Hurricane historian: Be prepared for Florence
Author of ” North Carolina’s Hurricane History Jay Barnes speaks out about the lessons learned from the past storms on ‘Fox & Friends.’
A community of slave descendants living on the coast of South Carolina are appealing to tradition over weather reports as Hurricane Florence 110-mph winds churn closer to the East Coast on Thursday.
For thousands of black residents in St. Helena Island who can trace their ancestry back to West Africans enslaved, is that the opinions of family members means just as much-if not more-than the forecasts on the tv.
“As a Mom, most of the people are not going to leave,” Josh Pillar, 29, told the Associated Press on Tuesday. “As a Mom and Grandma, then a lot of people leave.”
John Brown stands behind a fence for his cows outside his house on St. Helena Island, S. C.
(AP Photo/Russ Bynum)
FULL COVERAGE OF HURRICANE FLORENCE
St. Helena Island is home to the largest Gullah community on the South Carolina coast – with approximately 5,000 people are descendants of the slaves who worked the rice plantations before they were freed by the civil war. Tradition and deep cultural roots have persisted for generations.
Dais was one of those who reason from the Tropical Storm Irma of last year and Hurricane Matthew in 2016. Destructive hurricanes are not a major influence on St. Helena Island in the last few years. But the Sea Islands Hurricane of 1983 devastated the area, before crushing Savannah, Georgia, killing about 2,000 people.
Hurricane Matthew is largely spared from the ranch houses, bungalows and mobile homes on the island.
Emory Campbell, a Gullah descendant and scholar, recalled the drive in a neighbour’s cart on Hilton Head Island when Hurricane Gracie hit in 1959, and tore the roof of a hotel.
“We saw a number of remnants of hurricanes here when I was growing up,” Campbell told the Associated Press. “The wind would blow, you would some tin against the window, but you wouldn’t know that much at all except for the scratchy sounds on the radio coming out of Savannah.”

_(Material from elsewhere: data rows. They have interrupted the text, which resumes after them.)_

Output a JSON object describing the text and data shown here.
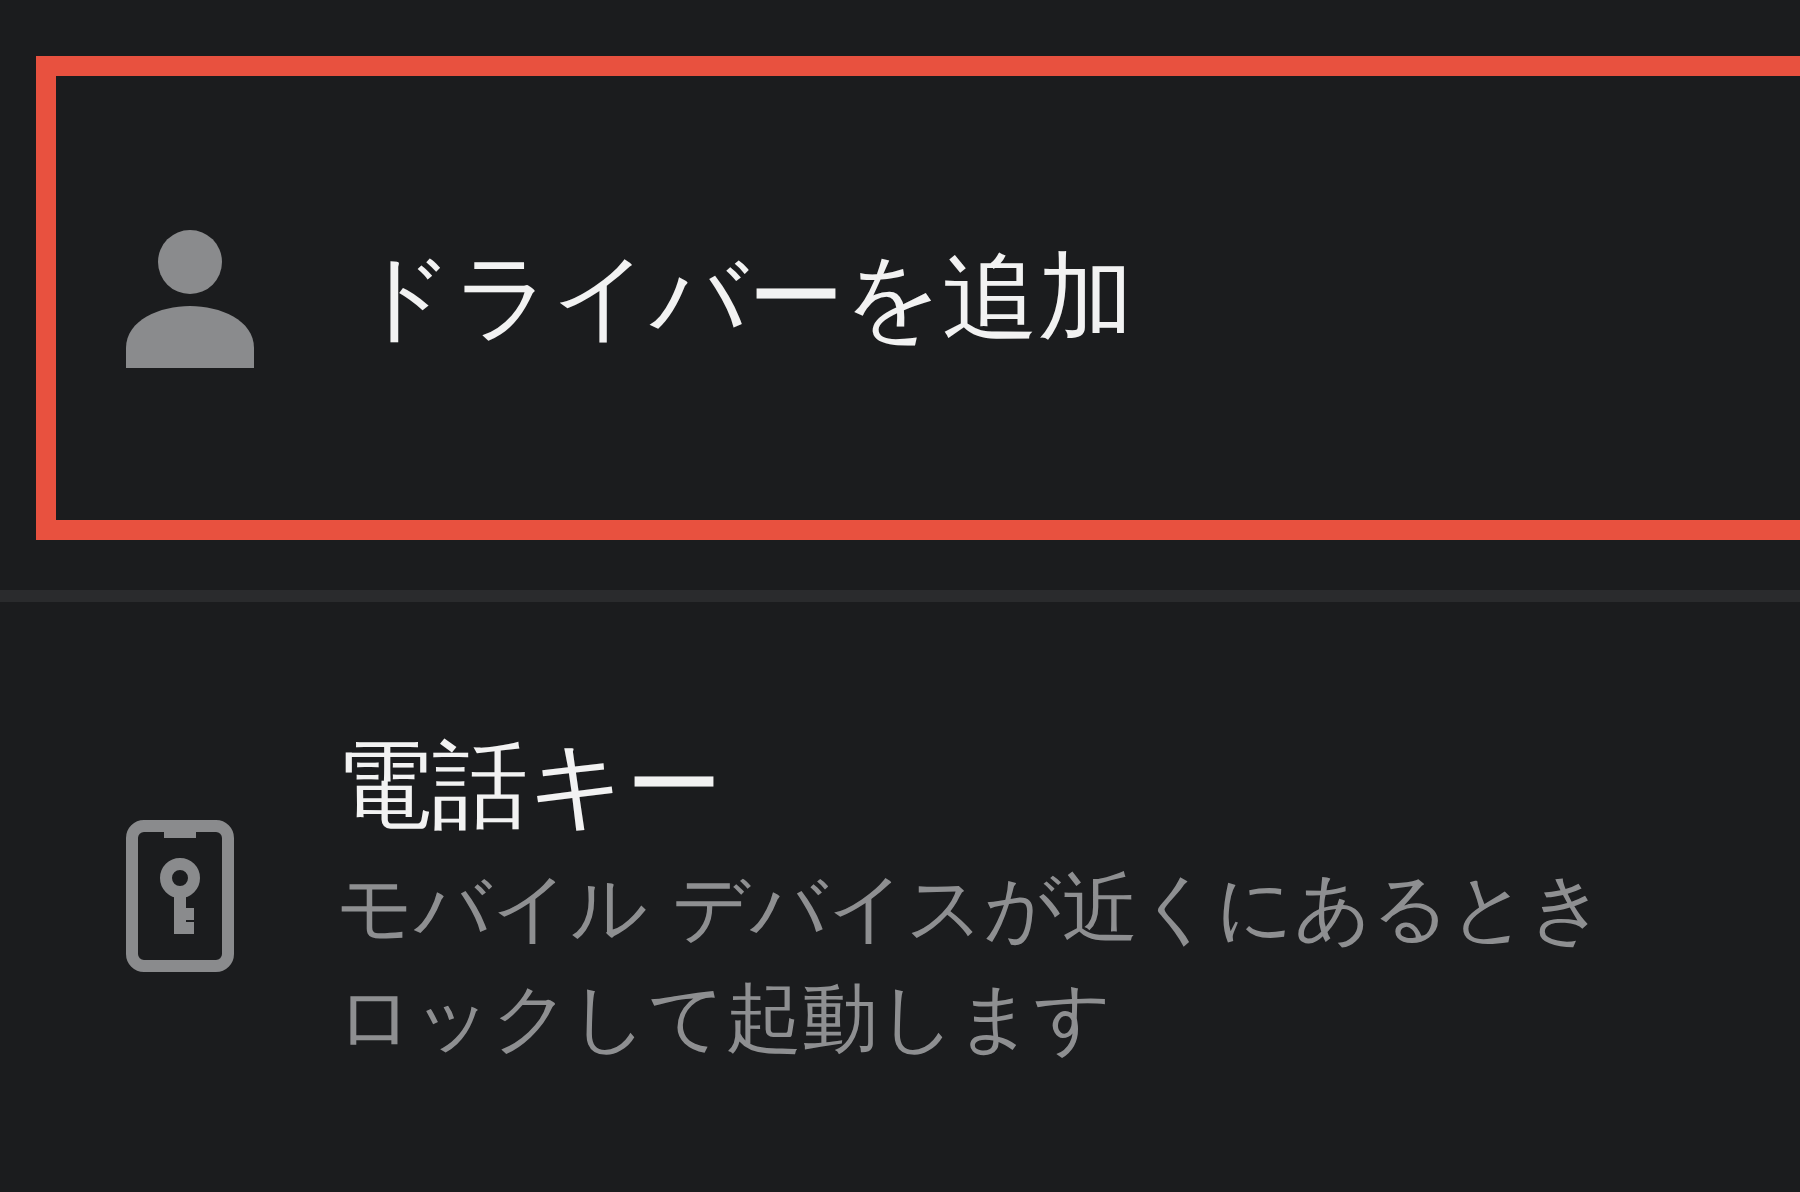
{
  "items": [
    {
      "kind": "driver",
      "title": "ドライバーを追加",
      "highlighted": true
    },
    {
      "kind": "phone_key",
      "title": "電話キー",
      "description_lines": [
        "モバイル デバイスが近くにあるとき",
        "ロックして起動します"
      ],
      "highlighted": false
    }
  ]
}
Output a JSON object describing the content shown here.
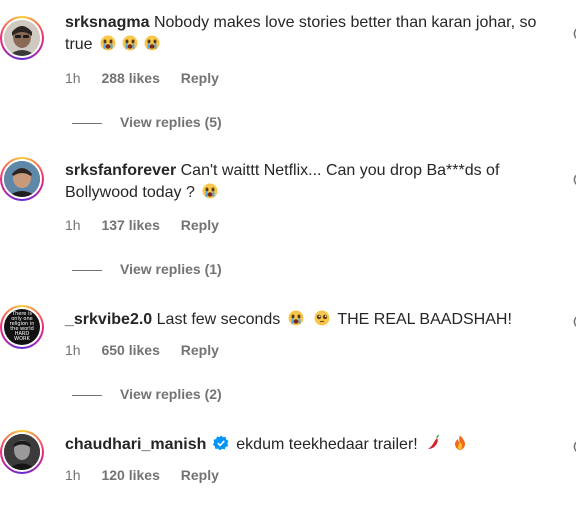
{
  "comments": [
    {
      "username": "srksnagma",
      "text": "Nobody makes love stories better than karan johar, so true",
      "emojis": [
        "crying-face",
        "crying-face",
        "crying-face"
      ],
      "time": "1h",
      "likes": "288 likes",
      "reply": "Reply",
      "view_replies": "View replies (5)",
      "verified": false
    },
    {
      "username": "srksfanforever",
      "text": "Can't waittt Netflix... Can you drop Ba***ds of Bollywood today ?",
      "emojis": [
        "crying-face"
      ],
      "time": "1h",
      "likes": "137 likes",
      "reply": "Reply",
      "view_replies": "View replies (1)",
      "verified": false
    },
    {
      "username": "_srkvibe2.0",
      "text": "Last few seconds",
      "text_after": "THE REAL BAADSHAH!",
      "emojis": [
        "crying-face",
        "pleading-face"
      ],
      "time": "1h",
      "likes": "650 likes",
      "reply": "Reply",
      "view_replies": "View replies (2)",
      "verified": false,
      "avatar_text": "There is only one religion in the world HARD WORK"
    },
    {
      "username": "chaudhari_manish",
      "text": "ekdum teekhedaar trailer!",
      "emojis": [
        "hot-pepper",
        "fire"
      ],
      "time": "1h",
      "likes": "120 likes",
      "reply": "Reply",
      "verified": true
    }
  ],
  "colors": {
    "text": "#262626",
    "secondary": "#737373",
    "verified": "#0095f6"
  }
}
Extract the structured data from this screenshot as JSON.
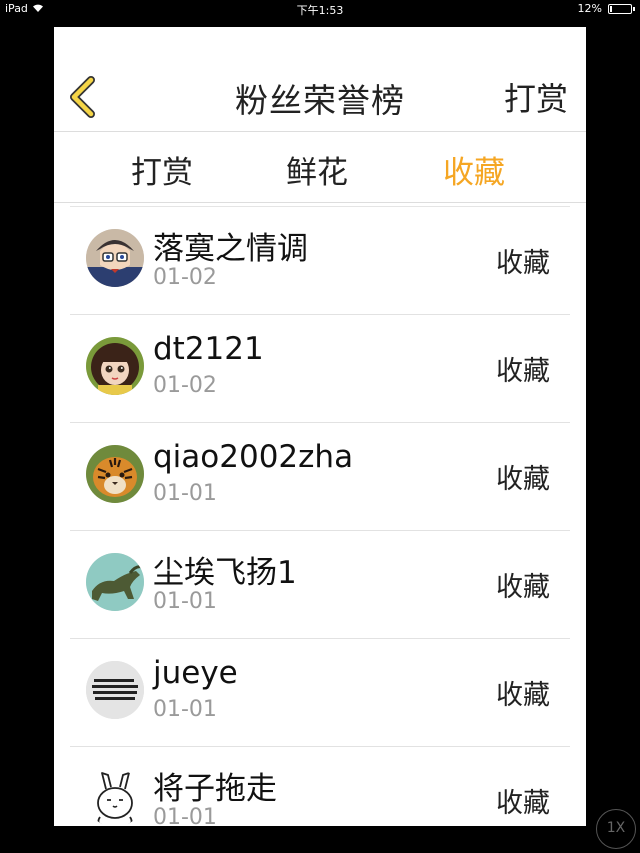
{
  "status_bar": {
    "device": "iPad",
    "time": "下午1:53",
    "battery_percent": "12%",
    "battery_level": 0.12
  },
  "navbar": {
    "title": "粉丝荣誉榜",
    "right_label": "打赏",
    "back_icon": "chevron-left-icon",
    "accent_color": "#f5a623"
  },
  "tabs": [
    {
      "label": "打赏",
      "active": false
    },
    {
      "label": "鲜花",
      "active": false
    },
    {
      "label": "收藏",
      "active": true
    }
  ],
  "fans": [
    {
      "name": "落寞之情调",
      "date": "01-02",
      "action": "收藏",
      "avatar": "anime-boy-avatar"
    },
    {
      "name": "dt2121",
      "date": "01-02",
      "action": "收藏",
      "avatar": "doll-avatar"
    },
    {
      "name": "qiao2002zha",
      "date": "01-01",
      "action": "收藏",
      "avatar": "tiger-avatar"
    },
    {
      "name": "尘埃飞扬1",
      "date": "01-01",
      "action": "收藏",
      "avatar": "bronze-bull-avatar"
    },
    {
      "name": "jueye",
      "date": "01-01",
      "action": "收藏",
      "avatar": "text-image-avatar"
    },
    {
      "name": "将子拖走",
      "date": "01-01",
      "action": "收藏",
      "avatar": "rabbit-avatar"
    }
  ],
  "zoom_button": {
    "label": "1X"
  }
}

“As a Mom, most of the people are not going to leave.”
– Josh Stage AP
TRACK FLORENCE: FOLLOW THE PATH OF THE HURRICANE HERE
Bertha Bradley also said that they do not have to worry about Florence. She and her husband grew up in St. Helena Island, and a seafood restaurant.
She told the Associated Press that she never preferred to evacuate, in part because her great-grandmother never did.
John Brown, 54, spent weeks cutting fallen trees in the aftermath of Hurricane Matthew, he told the Associated Press. If it wasn’t for his job, he said that he would leave town.
“If my work is not necessary for me to continue, I would be here in a heartbeat,” Brown said. “I think that most of the older ones, they’re kind of cocky. But the younger, not so much.”
The Associated Press contributed to this report.
Ryan Gaydos is an editor for Fox News. Follow him on Twitter @RyanGaydos.